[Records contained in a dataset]
___
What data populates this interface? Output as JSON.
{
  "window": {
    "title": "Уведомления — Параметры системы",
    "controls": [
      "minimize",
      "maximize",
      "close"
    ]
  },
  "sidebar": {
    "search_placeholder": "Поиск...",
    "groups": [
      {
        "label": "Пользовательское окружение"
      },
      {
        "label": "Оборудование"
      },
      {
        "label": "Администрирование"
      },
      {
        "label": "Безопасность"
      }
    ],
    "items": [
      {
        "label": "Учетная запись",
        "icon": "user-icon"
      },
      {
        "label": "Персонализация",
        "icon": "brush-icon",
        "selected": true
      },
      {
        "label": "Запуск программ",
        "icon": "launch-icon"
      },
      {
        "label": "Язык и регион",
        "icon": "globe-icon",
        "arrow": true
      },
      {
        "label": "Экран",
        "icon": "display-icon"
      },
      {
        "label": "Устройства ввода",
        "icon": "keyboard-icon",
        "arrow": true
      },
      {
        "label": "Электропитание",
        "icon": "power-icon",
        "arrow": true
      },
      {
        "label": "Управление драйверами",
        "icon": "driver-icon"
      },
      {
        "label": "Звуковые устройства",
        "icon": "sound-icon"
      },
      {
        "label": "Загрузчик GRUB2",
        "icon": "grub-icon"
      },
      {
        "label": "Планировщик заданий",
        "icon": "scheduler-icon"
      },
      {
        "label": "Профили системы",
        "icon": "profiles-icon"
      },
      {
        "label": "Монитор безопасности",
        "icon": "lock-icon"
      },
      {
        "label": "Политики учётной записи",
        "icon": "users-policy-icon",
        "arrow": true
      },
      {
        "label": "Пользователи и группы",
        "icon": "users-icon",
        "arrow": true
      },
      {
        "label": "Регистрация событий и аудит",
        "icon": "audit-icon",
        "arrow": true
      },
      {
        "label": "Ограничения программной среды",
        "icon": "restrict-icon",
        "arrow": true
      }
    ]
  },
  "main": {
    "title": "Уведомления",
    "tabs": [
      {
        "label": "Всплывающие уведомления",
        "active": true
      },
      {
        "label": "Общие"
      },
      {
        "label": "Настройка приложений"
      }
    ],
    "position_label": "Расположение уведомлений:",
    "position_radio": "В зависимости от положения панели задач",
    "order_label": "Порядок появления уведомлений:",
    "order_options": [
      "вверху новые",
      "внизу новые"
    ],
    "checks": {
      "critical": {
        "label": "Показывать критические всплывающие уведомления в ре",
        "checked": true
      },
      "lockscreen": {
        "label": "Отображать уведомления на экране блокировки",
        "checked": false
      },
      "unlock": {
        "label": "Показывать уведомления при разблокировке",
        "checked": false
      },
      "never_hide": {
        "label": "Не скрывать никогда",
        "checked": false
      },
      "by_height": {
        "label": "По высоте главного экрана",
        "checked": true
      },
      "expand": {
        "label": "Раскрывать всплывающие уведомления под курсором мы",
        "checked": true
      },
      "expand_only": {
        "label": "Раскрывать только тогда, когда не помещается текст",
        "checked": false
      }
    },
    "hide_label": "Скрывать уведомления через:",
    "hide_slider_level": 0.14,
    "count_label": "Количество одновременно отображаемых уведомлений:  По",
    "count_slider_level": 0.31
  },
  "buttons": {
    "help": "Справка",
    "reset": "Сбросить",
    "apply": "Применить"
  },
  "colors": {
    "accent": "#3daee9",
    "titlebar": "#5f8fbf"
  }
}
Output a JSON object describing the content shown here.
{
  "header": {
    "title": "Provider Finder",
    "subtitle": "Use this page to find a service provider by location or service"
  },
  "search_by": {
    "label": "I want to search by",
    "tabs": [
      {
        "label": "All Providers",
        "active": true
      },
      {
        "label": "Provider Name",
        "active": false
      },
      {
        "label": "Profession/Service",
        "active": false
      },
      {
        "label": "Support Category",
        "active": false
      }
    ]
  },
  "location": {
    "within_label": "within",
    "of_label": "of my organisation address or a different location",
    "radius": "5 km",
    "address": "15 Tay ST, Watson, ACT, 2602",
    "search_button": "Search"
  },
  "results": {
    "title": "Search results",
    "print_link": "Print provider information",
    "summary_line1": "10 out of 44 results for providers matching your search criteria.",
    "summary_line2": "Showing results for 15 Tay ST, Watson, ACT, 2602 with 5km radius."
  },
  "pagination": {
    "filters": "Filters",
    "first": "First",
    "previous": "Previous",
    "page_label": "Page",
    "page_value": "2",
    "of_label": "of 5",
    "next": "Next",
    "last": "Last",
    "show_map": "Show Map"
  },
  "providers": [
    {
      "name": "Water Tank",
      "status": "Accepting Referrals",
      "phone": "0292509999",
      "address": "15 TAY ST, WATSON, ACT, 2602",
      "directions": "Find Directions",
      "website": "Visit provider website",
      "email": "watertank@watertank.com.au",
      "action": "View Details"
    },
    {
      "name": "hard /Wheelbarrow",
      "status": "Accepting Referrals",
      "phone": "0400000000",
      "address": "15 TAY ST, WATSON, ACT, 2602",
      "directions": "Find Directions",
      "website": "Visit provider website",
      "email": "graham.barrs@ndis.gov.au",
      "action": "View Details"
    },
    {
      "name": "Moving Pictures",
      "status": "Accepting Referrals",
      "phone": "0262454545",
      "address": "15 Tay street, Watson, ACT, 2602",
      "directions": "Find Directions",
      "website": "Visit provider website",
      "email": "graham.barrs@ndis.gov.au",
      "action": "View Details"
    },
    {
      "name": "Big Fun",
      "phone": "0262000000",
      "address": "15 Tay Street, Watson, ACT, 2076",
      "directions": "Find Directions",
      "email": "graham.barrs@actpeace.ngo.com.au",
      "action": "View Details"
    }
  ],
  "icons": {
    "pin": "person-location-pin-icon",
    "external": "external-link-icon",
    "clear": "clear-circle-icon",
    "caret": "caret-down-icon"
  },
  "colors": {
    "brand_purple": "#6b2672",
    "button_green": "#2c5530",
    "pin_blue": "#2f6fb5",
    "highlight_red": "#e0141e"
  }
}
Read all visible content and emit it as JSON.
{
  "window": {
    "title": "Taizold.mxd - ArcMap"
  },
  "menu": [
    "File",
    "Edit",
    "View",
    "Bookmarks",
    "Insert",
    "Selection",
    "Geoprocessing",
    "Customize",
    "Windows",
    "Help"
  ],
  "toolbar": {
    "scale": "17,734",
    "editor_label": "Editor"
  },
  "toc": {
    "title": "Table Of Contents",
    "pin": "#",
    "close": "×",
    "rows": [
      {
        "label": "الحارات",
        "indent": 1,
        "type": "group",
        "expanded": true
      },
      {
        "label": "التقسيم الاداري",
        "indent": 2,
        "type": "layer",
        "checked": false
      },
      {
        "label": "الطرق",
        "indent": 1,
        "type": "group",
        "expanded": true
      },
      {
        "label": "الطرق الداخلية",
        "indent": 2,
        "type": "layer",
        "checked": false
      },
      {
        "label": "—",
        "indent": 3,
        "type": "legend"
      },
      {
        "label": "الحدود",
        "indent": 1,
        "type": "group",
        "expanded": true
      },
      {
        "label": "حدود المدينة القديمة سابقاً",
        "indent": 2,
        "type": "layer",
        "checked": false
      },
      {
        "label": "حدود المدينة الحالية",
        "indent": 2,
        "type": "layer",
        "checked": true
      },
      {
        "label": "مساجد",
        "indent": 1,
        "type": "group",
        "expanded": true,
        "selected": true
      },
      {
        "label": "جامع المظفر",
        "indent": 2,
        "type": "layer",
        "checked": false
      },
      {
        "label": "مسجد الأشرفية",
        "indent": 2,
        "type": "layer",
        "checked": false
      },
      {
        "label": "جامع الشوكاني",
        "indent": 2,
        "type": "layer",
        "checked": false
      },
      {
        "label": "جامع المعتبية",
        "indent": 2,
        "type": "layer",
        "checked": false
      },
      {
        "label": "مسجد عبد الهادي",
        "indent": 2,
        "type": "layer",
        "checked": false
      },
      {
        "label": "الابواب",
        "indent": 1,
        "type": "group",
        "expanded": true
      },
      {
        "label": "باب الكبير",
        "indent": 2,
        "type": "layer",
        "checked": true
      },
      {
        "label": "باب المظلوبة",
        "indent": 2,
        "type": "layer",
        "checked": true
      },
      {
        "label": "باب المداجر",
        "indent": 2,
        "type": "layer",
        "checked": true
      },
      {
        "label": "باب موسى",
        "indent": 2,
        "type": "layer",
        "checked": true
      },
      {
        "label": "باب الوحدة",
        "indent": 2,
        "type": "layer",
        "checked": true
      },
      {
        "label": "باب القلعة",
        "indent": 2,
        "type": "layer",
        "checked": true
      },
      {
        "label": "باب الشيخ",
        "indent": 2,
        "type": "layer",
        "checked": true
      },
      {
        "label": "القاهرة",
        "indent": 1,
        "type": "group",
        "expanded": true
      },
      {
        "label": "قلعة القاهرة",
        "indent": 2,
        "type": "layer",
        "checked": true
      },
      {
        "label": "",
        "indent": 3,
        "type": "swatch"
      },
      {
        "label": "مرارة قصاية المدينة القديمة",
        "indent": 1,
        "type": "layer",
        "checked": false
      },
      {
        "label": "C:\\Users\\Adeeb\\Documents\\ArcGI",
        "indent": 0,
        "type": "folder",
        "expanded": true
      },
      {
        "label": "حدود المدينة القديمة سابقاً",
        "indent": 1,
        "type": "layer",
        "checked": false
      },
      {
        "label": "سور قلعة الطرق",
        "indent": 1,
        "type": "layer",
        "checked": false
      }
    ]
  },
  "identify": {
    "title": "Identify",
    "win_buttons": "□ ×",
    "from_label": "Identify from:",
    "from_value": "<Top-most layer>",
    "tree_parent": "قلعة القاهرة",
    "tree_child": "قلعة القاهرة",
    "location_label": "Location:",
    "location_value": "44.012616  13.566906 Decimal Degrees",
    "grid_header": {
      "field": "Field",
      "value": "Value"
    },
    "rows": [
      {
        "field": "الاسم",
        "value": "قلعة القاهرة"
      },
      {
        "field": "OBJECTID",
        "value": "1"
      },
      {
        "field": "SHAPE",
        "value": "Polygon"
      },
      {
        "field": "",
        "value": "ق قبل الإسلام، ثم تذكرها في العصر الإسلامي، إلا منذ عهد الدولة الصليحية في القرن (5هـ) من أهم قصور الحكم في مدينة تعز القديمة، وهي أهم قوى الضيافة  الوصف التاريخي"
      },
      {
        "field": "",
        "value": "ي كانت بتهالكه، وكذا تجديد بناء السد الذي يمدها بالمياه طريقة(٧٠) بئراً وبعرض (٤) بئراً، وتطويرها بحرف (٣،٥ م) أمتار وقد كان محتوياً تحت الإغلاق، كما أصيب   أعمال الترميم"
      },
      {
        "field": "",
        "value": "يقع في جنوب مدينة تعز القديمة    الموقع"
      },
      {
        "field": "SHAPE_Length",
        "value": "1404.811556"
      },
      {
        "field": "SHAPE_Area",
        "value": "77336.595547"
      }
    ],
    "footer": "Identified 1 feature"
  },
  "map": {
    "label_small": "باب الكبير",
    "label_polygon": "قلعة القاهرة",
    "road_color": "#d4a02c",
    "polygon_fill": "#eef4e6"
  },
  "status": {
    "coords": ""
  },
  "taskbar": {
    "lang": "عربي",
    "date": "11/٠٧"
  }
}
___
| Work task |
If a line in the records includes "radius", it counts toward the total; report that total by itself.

| Solution for this problem |
2